"We felt like he was one of those actors who's always good but doesn't usually get the major roles," Tom said. "He also had a connection to the Philippines. He did a film there called Amigo, so we knew he'd be open to the possibility of going there to film."
The shoot lasted 20 days and felt very different to an Australian shoot, according to Tom.
"They shoot longer hours, but I would say at a lower intensity than you would on an Australian shoot. So we'd be shooting sometimes 14, 18-hour days, but at a slower pace. So it has its positives and negatives."
The directors and DoP Mike Steel elected to shoot on the ARRI AMIRA when it was still very new.
"It's all handheld in the film and there are lots of tight spaces. The Philippines is densely populated, especially in shanty areas. [We were working in] narrow hallways and doorways, and there just wasn't space for a big camera."
The lightness of the camera also made the long days manageable for Steel, McKeith said.
On-set, the brothers made sure that only one person was communicating with an actor at any given time, "because you don't want mixed messages," said Tom.
"Generally we do a scene, then talk together, then one of us speaks to the actor. The other one might speak to Mike or to production design or whatever. It's rare that we have a big disagreement about what should happen."
Post was completed at Sydney's Trackdown with the aid of completion funding from Screen Australia.
The film debuted at Toronto, where it was nominated for the Dropbox award for best first feature, and has since played Warsaw, Adelaide, Canberra and Sydney.
The brothers are currently writing a film set on the border with Mexico, which Tom describes as "a social-thriller. [There's] a bit of continuity with Beast in terms of the style of film."
Tom is also working on a sci-fi film with Jaymes and Talia Zucker, In Vitro, that was selected for the Sundance Screenwriters Lab earlier this year.

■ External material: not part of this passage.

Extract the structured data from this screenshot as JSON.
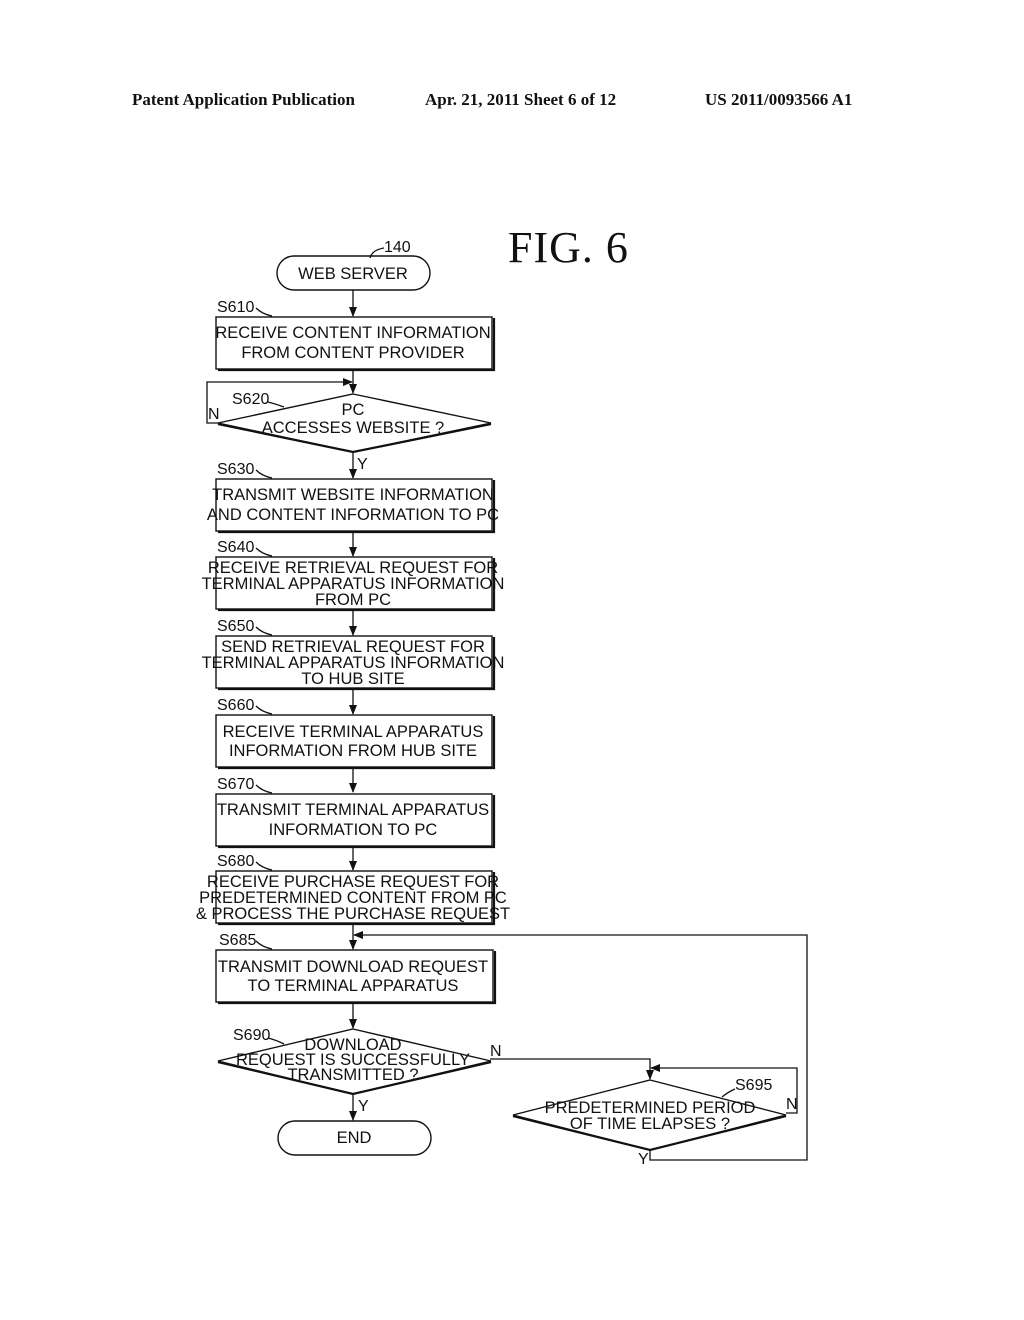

When IF spoke to Jaymes earlier in the year, he described the film as "a psychological sci-fi thriller set in a very real world… about a young woman who is kept in isolation on a cattle ranch in northern America and slowly comes to realise the truth about her existence."
The McKeiths are hoping their next outing behind the camera won't be such a shoestring affair.
"If you're working at a really small budget like Beast it's hard to make it a sustainable thing."